Editor’s note: Legislation to outlaw child marriage and the tradition of ba’ad, or exchanging girls to settle debts and disputes, has created a backlash among religious conservatives in parliament who say it is against Islam. Our writer discusses the Elimination of Violence Against Women Act, whose passage was blocked on May 18th. Islamic students held more protests against the act in Kabul last week.
The legislative draft of the Elimination of Violence Against Women law that was proposed was not all bad. Some of the proposals favoring women and children were good.
The legislation’s advocates in civil society and in the Human Rights Commission were trying to get the law passed by the Parliament because even though we have it on paper (as a Presidential Decree) and it has been gazetted by our Ministry of Justice, the implementation is very, very, very weak.
All the donors inside Afghanistan have tried hard to help with implementation of the law establishing options like Family Response Units within the police stations. These are led by women police so that females can come easily and report whatever violence they experienced inside their families or neighborhoods.

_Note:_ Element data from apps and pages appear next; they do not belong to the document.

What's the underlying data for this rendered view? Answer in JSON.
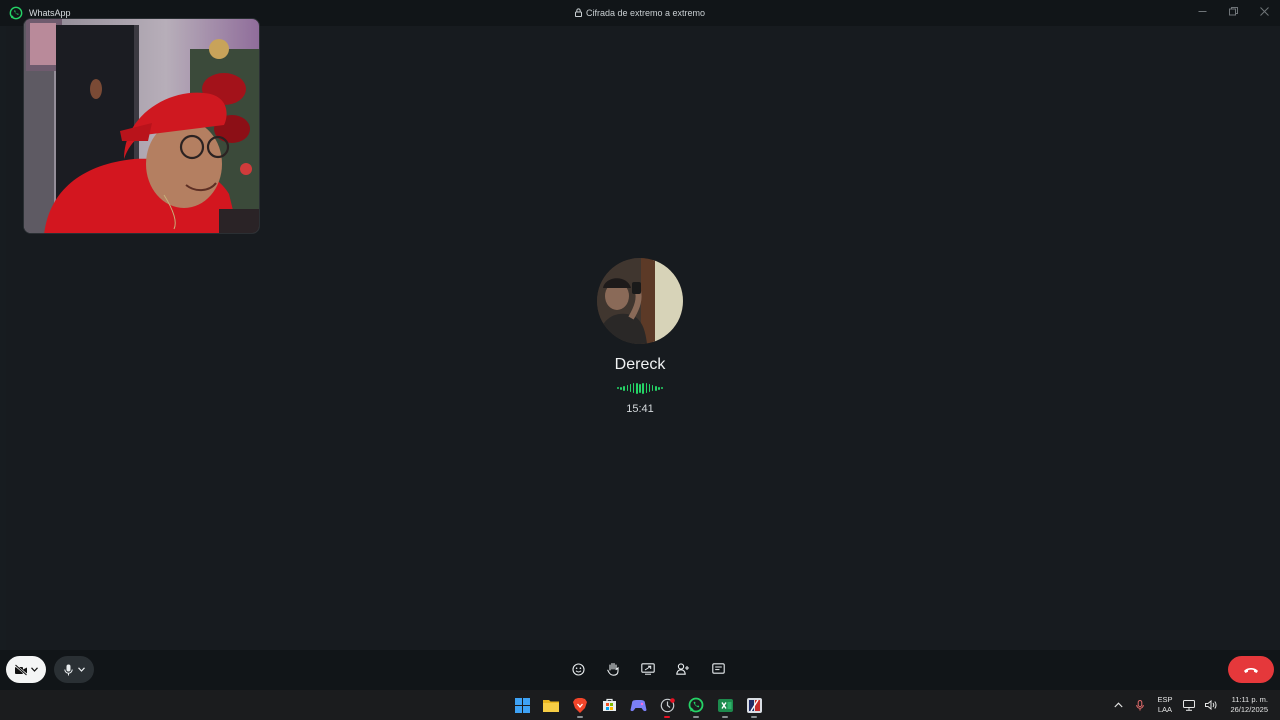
{
  "window": {
    "app_name": "WhatsApp",
    "encryption_text": "Cifrada de extremo a extremo",
    "controls": [
      "minimize",
      "maximize",
      "close"
    ]
  },
  "call": {
    "contact_name": "Dereck",
    "duration": "15:41",
    "status": "voice-activity",
    "accent_color": "#25d366",
    "end_call_color": "#e5383b"
  },
  "self_view": {
    "description_icon": "camera-self-preview"
  },
  "controls": {
    "left": [
      {
        "name": "camera-toggle-button",
        "icon": "video-off-icon",
        "state": "off"
      },
      {
        "name": "microphone-button",
        "icon": "microphone-icon",
        "state": "on"
      }
    ],
    "center": [
      {
        "name": "reactions-button",
        "icon": "emoji-icon"
      },
      {
        "name": "raise-hand-button",
        "icon": "hand-icon"
      },
      {
        "name": "share-screen-button",
        "icon": "screen-share-icon"
      },
      {
        "name": "add-participant-button",
        "icon": "add-person-icon"
      },
      {
        "name": "chat-button",
        "icon": "message-icon"
      }
    ],
    "end": {
      "name": "end-call-button",
      "icon": "phone-hangup-icon"
    }
  },
  "taskbar": {
    "apps": [
      "windows-start-icon",
      "file-explorer-icon",
      "brave-browser-icon",
      "microsoft-store-icon",
      "game-app-icon",
      "clock-app-icon",
      "whatsapp-icon",
      "spreadsheet-app-icon",
      "editor-app-icon"
    ],
    "language_line1": "ESP",
    "language_line2": "LAA",
    "time": "11:11 p. m.",
    "date": "26/12/2025"
  }
}
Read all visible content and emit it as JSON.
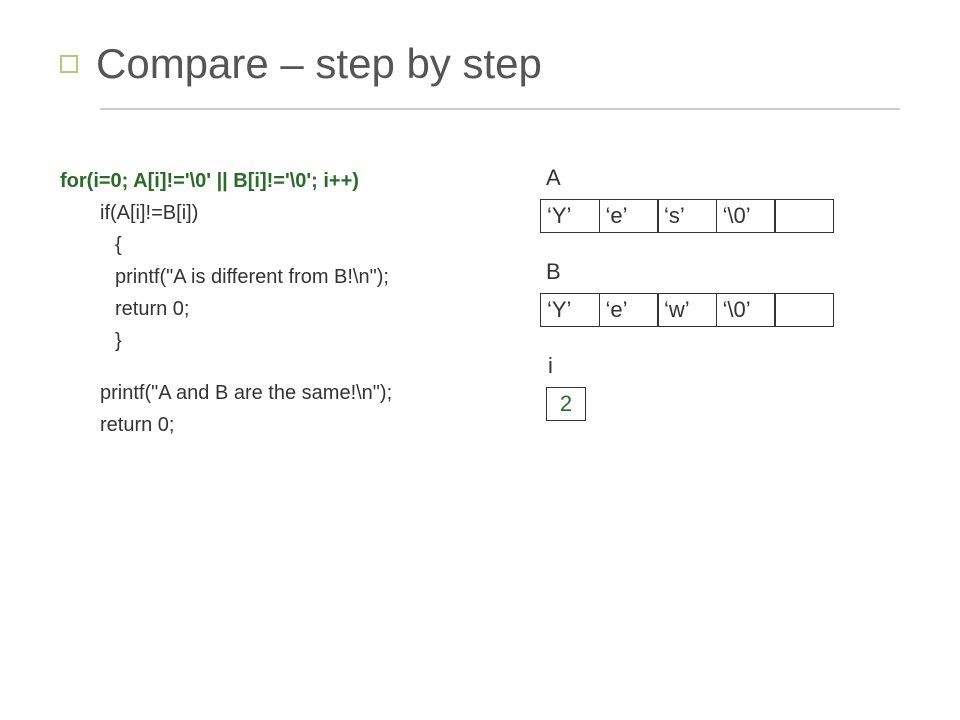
{
  "title": "Compare – step by step",
  "code": {
    "l0": "for(i=0; A[i]!='\\0' || B[i]!='\\0'; i++)",
    "l1": "if(A[i]!=B[i])",
    "l2": "{",
    "l3": "printf(\"A is different from B!\\n\");",
    "l4": "return 0;",
    "l5": "}",
    "l6": "printf(\"A and B are the same!\\n\");",
    "l7": "return 0;"
  },
  "labels": {
    "A": "A",
    "B": "B",
    "i": "i"
  },
  "arrays": {
    "A": [
      "‘Y’",
      "‘e’",
      "‘s’",
      "‘\\0’",
      ""
    ],
    "B": [
      "‘Y’",
      "‘e’",
      "‘w’",
      "‘\\0’",
      ""
    ]
  },
  "i_value": "2"
}
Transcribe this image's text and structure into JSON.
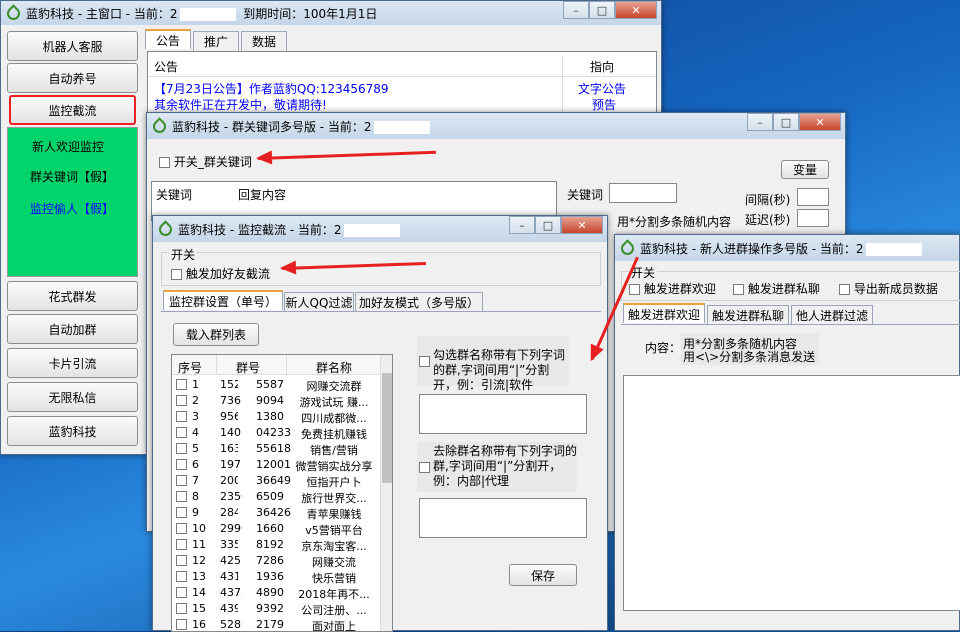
{
  "main_window": {
    "title_prefix": "蓝豹科技 - 主窗口 - 当前：2",
    "title_suffix": "到期时间：100年1月1日",
    "nav": [
      "机器人客服",
      "自动养号",
      "监控截流"
    ],
    "sub_nav": [
      "新人欢迎监控",
      "群关键词【假】",
      "监控偷人【假】"
    ],
    "nav2": [
      "花式群发",
      "自动加群",
      "卡片引流",
      "无限私信",
      "蓝豹科技"
    ],
    "tabs": [
      "公告",
      "推广",
      "数据"
    ],
    "table_headers": [
      "公告",
      "指向"
    ],
    "rows": [
      {
        "text": "【7月23日公告】作者蓝豹QQ:123456789",
        "target": "文字公告"
      },
      {
        "text": "其余软件正在开发中，敬请期待!",
        "target": "预告"
      }
    ]
  },
  "kw_window": {
    "title": "蓝豹科技 - 群关键词多号版 - 当前：2",
    "switch_label": "开关_群关键词",
    "var_button": "变量",
    "col_keyword": "关键词",
    "col_reply": "回复内容",
    "kw_label": "关键词",
    "interval_label": "间隔(秒)",
    "delay_label": "延迟(秒)",
    "hint": "用*分割多条随机内容",
    "hint2": "用<\\>分割多条消息发送"
  },
  "monitor_window": {
    "title": "蓝豹科技 - 监控截流 - 当前：2",
    "group_label": "开关",
    "trigger_label": "触发加好友截流",
    "tabs": [
      "监控群设置（单号）",
      "新人QQ过滤",
      "加好友模式（多号版）"
    ],
    "load_button": "载入群列表",
    "col_headers": [
      "序号",
      "群号",
      "群名称"
    ],
    "rows": [
      {
        "n": "1",
        "id": "152",
        "id2": "5587",
        "name": "网赚交流群"
      },
      {
        "n": "2",
        "id": "736",
        "id2": "9094",
        "name": "游戏试玩 赚..."
      },
      {
        "n": "3",
        "id": "956",
        "id2": "1380",
        "name": "四川成都微..."
      },
      {
        "n": "4",
        "id": "140",
        "id2": "04233",
        "name": "免费挂机赚钱"
      },
      {
        "n": "5",
        "id": "163",
        "id2": "55618",
        "name": "销售/营销"
      },
      {
        "n": "6",
        "id": "197",
        "id2": "12001",
        "name": "微营销实战分享"
      },
      {
        "n": "7",
        "id": "2006",
        "id2": "36649",
        "name": "恒指开户卜"
      },
      {
        "n": "8",
        "id": "2350",
        "id2": "6509",
        "name": "旅行世界交..."
      },
      {
        "n": "9",
        "id": "2842",
        "id2": "36426",
        "name": "青苹果赚钱"
      },
      {
        "n": "10",
        "id": "2996",
        "id2": "1660",
        "name": "v5营销平台"
      },
      {
        "n": "11",
        "id": "3353",
        "id2": "8192",
        "name": "京东淘宝客..."
      },
      {
        "n": "12",
        "id": "4257",
        "id2": "7286",
        "name": "网赚交流"
      },
      {
        "n": "13",
        "id": "4312",
        "id2": "1936",
        "name": "快乐营销"
      },
      {
        "n": "14",
        "id": "4373",
        "id2": "4890",
        "name": "2018年再不..."
      },
      {
        "n": "15",
        "id": "4390",
        "id2": "9392",
        "name": "公司注册、..."
      },
      {
        "n": "16",
        "id": "5289",
        "id2": "2179",
        "name": "面对面上"
      }
    ],
    "include_label": "勾选群名称带有下列字词的群,字词间用“|”分割开，例：引流|软件",
    "exclude_label": "去除群名称带有下列字词的群,字词间用“|”分割开，例：内部|代理",
    "save_button": "保存"
  },
  "newbie_window": {
    "title": "蓝豹科技 - 新人进群操作多号版 - 当前：2",
    "group_label": "开关",
    "checks": [
      "触发进群欢迎",
      "触发进群私聊",
      "导出新成员数据"
    ],
    "tabs": [
      "触发进群欢迎",
      "触发进群私聊",
      "他人进群过滤"
    ],
    "content_label": "内容：",
    "hint1": "用*分割多条随机内容",
    "hint2": "用<\\>分割多条消息发送"
  },
  "colors": {
    "green_panel": "#00d46a",
    "link_blue": "#0000ff",
    "arrow_red": "#e62020"
  }
}
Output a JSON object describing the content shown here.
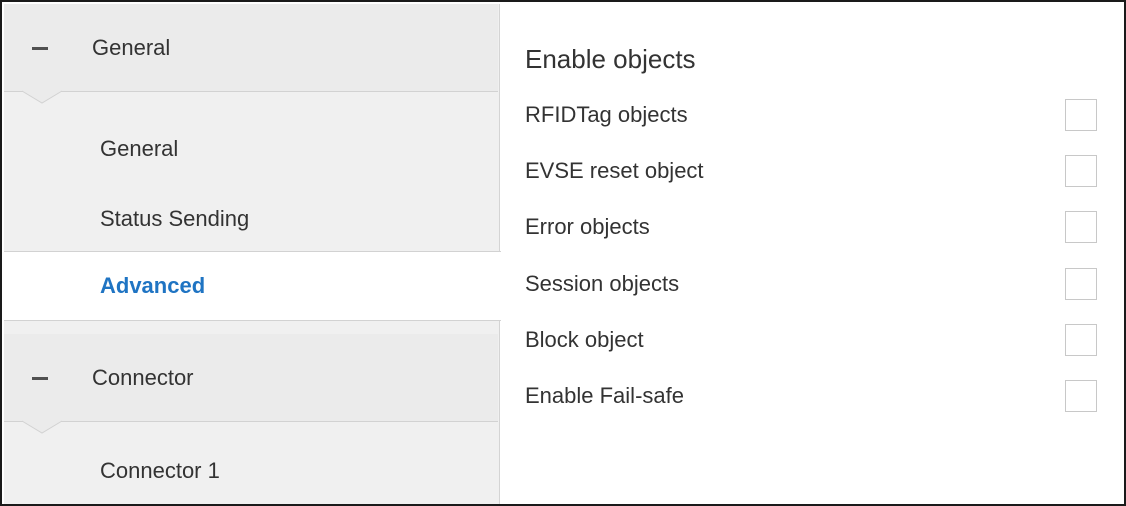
{
  "sidebar": {
    "groups": [
      {
        "title": "General",
        "items": [
          {
            "label": "General"
          },
          {
            "label": "Status Sending"
          },
          {
            "label": "Advanced"
          }
        ]
      },
      {
        "title": "Connector",
        "items": [
          {
            "label": "Connector 1"
          }
        ]
      }
    ],
    "active_item": "Advanced"
  },
  "panel": {
    "title": "Enable objects",
    "options": [
      {
        "label": "RFIDTag objects",
        "checked": false
      },
      {
        "label": "EVSE reset object",
        "checked": false
      },
      {
        "label": "Error objects",
        "checked": false
      },
      {
        "label": "Session objects",
        "checked": false
      },
      {
        "label": "Block object",
        "checked": false
      },
      {
        "label": "Enable Fail-safe",
        "checked": false
      }
    ]
  },
  "colors": {
    "active_text": "#1f74c3",
    "sidebar_bg": "#f0f0f0",
    "header_bg": "#ebebeb",
    "checkbox_border": "#c8c8c8"
  },
  "icons": {
    "group_toggle": "collapse-minus-icon"
  }
}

But the offices within the police stations had their own problems. A woman would have to cross the male corridors to reach that family unit. This was a degrading thing for a women who faced violence and wanted to report it.
Secondly, the capacity of the women police is very low. They were recruited to fill the gaps, and none of them were qualified or trained in all the laws to become aware of the legal procedures involved in dealing with victims of violence.
I do not want to be cynical, but Fawzia Koofi, a Minister of Parliament who is a nominee for presidential candidate next year, has been behind some of these efforts just to collect more women votes for herself.
When it comes to the enforcement of laws, all the politicians step back from helping to implement them properly.
Badkhstan (where Koofi is from) is one of the worst provinces for child marriages, forced marriages, and ba’ad. In this—her own province—she may not be able to control it.
Most of the time the warlords and politicians are the worst violators of our laws.
I am waiting for an election that provides us with “real leaders” and “people’s representatives” who are true to themselves and to their land. Because if they do not want these things for themselves, they will not want them for their country’s daughters and wives.
I am keeping my fingers crossed as usual.
Afghans chant slogans during a demonstration in Kabul, Afghanistan, Wednesday, May, 22, 2013. More than 200 male students protested in front of Kabul University on Wednesday against a decree, which includes a ban on child marriage and forced marriage, making domestic violence a crime and saying that rape victims cannot be prosecuted for adultery. (AP Photo/Ahmad Jamshid)